Use the question time after a training to clarify any confusing or conflicting information provided in training.  I also like to ask, for the benefit of the team, some general information about the first custodians we’ll encounter (who they are and how they relate to the case, the types of documents we expect – emails, share files, chats, etc). As advised above, though, don’t try and speculate on coding of hypothetical documents. Don’t ask administrative questions of someone there to provide substantive guidance. They don’t know where to find the restroom, can’t provide you the work schedule and aren’t going to direct you to the best deli for lunch.

Far too often, someone new to a project will want to demonstrate their experience with the subject matter or general intelligence and ask either a rambling, confusing question or they’ll set out to play “Stump the Associate.”

With the confusing question, any answer is likely to complicate coding for many of your peers, as they will be unclear both on the exact substance of your question and how to apply whatever response is given to the documents they ultimately will face. If you try to embarrass or outshine the associate sent to conduct training, you’re quite possibly at risk of not remaining on the project (particularly if you are wrong).

Remember, your agency’s client is likely the very person you just insulted. The livelihood of everyone involved in your project revolves around providing high quality work to that case team while keeping them happy. Trying to “crack the case” with some magical question or other interaction with counsel will surely cause you to be remembered, but likely not favorably. Embarrassing or insulting clients is not a way to retain business.

Similarly, offering unsolicited insights on case strategy and matters unrelated to the facts we’re uncovering in discovery can be frustrating. Everyone wants to apply their skills and experience, but each person on a matter has a specific role. Going outside assigned duties, particularly as a temporary member of the team, is often not well-received.

Do focus on generating example-based questions once you’re looking at documents. Often, protocols are written long before anyone has a firm understanding of the material you will encounter. Distinctions between issues that were not anticipated, documents that don’t squarely fall into a responsiveness category but seem relevant and even factual issues that play into making determinations are all fair game for questions.
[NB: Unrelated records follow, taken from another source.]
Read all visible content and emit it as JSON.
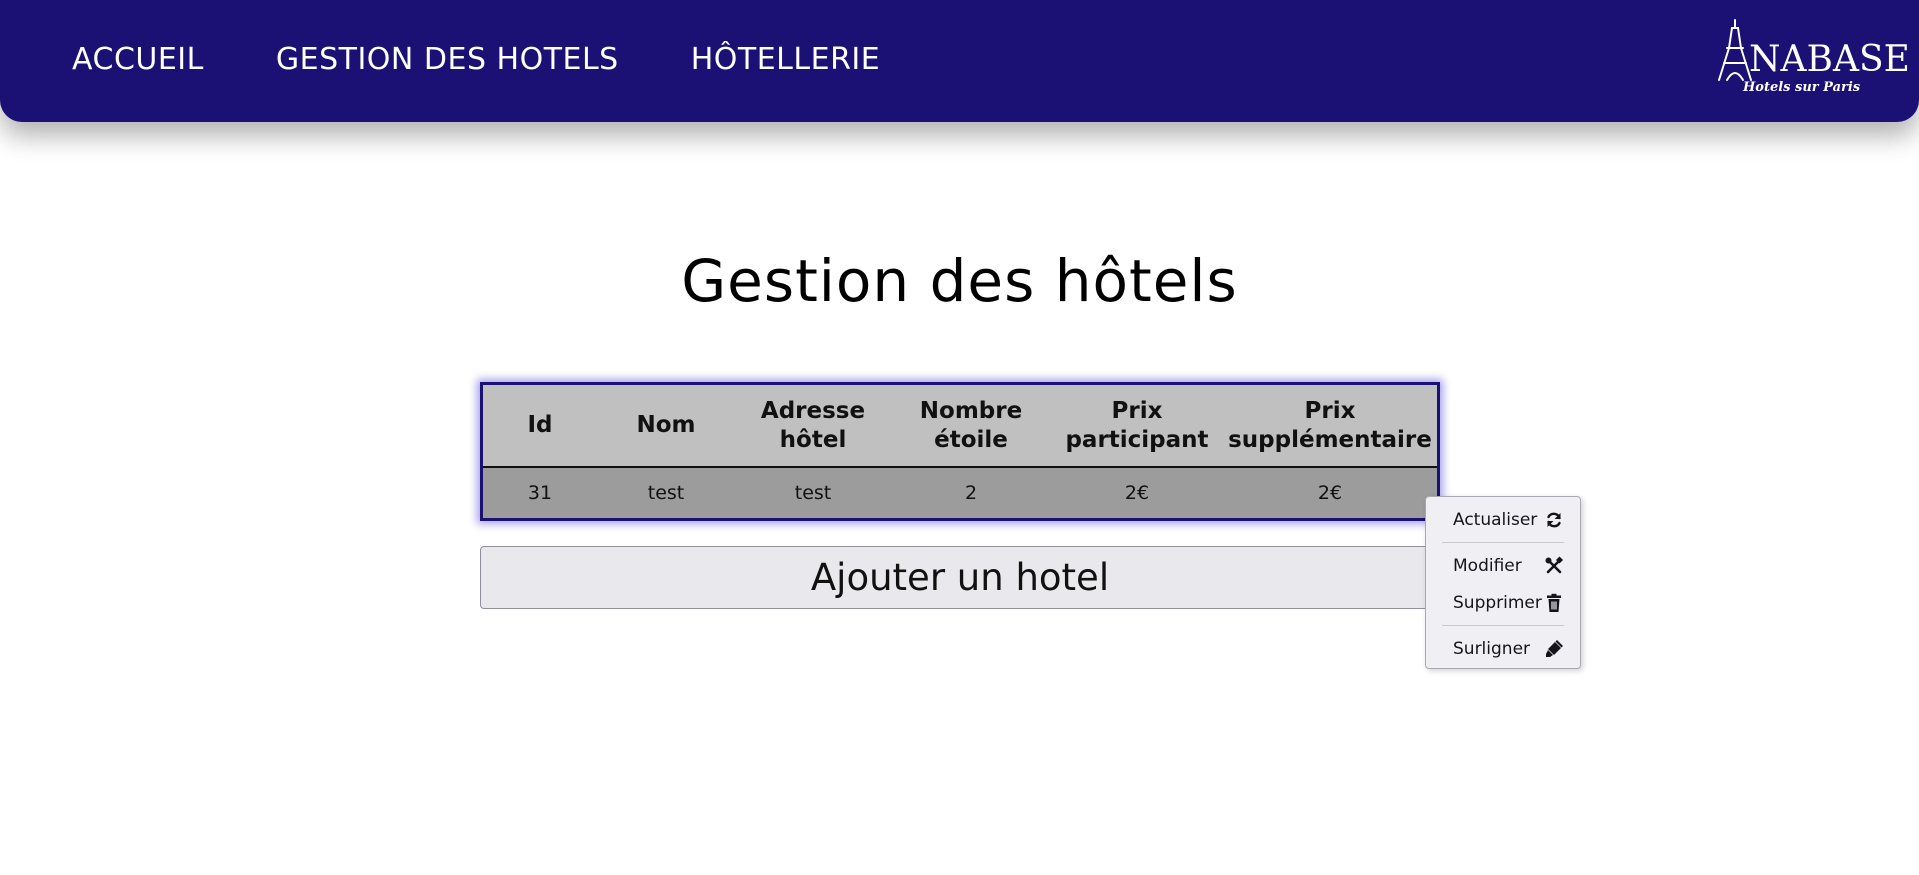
{
  "nav": {
    "links": [
      "ACCUEIL",
      "GESTION DES HOTELS",
      "HÔTELLERIE"
    ],
    "logo": {
      "word": "NABASE",
      "subtitle": "Hotels sur Paris",
      "icon": "eiffel-tower-icon"
    }
  },
  "page": {
    "title": "Gestion des hôtels"
  },
  "table": {
    "headers": [
      "Id",
      "Nom",
      "Adresse hôtel",
      "Nombre étoile",
      "Prix participant",
      "Prix supplémentaire"
    ],
    "rows": [
      [
        "31",
        "test",
        "test",
        "2",
        "2€",
        "2€"
      ]
    ]
  },
  "add_button": {
    "label": "Ajouter un hotel"
  },
  "context_menu": {
    "items": [
      {
        "label": "Actualiser",
        "icon": "refresh-icon"
      },
      {
        "label": "Modifier",
        "icon": "tools-icon"
      },
      {
        "label": "Supprimer",
        "icon": "trash-icon"
      },
      {
        "label": "Surligner",
        "icon": "highlighter-icon"
      }
    ]
  },
  "colors": {
    "nav_bg": "#1b1073",
    "table_header_bg": "#c0c0c0",
    "table_row_bg": "#9c9c9c",
    "table_border": "#1b1073"
  }
}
If you need clarification, speak up.

I strongly prefer example-based questions because they make it easy on the person providing an answer and gives them quick insight into what you’re seeing. Instead of asking a simple question of general applicability, give one or more Document IDs, a quick one-line statement that explains the example and then ask the question. If you can propose a coding for the document, do that as well. For example:

GGL9954323.234.234 – Email dated 7/10/10 from Smith to Jones, discusses plan to buy competitor device at Buy Mart on way home from work – his daughter wants one for birthday. Per protocol, documents showing purchase of competitor devices for research purposes should be marked with Issues 8, 13 and 17. Should documents reflecting personal use or purchase also be included as responsive under these issues?

Questions like this are in a form that can be easily forwarded with minimal alteration (long, rambling questions often require someone to edit them before asking for answers) and provides a reference to the actual document along with a simple explanation, which makes it far easier to evaluate the question and reply if the document is not immediately accessible.

Generally, getting an answer faster is a good thing, since it prevents miscoding documents (necessitating clean-up) if the answer is not what was expected. The question-writer can facilitate that by making responding easy.

Sixth Form Common Room image courtesy of Rob Brewer.